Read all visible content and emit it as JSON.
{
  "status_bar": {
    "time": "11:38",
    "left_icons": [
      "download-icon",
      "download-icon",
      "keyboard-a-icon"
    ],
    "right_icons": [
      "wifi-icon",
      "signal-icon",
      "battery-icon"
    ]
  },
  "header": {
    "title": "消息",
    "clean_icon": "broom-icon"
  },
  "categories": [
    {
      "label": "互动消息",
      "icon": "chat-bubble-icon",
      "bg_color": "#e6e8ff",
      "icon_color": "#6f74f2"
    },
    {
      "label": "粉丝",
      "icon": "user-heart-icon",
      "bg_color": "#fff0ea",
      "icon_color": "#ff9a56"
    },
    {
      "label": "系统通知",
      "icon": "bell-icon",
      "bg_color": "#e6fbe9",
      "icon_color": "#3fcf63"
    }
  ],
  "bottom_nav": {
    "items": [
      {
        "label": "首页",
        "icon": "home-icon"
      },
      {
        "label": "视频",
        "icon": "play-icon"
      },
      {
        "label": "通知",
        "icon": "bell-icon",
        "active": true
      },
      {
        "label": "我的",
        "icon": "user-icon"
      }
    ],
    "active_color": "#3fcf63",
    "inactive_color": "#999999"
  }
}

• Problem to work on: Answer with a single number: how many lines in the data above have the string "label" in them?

• Answer box: 7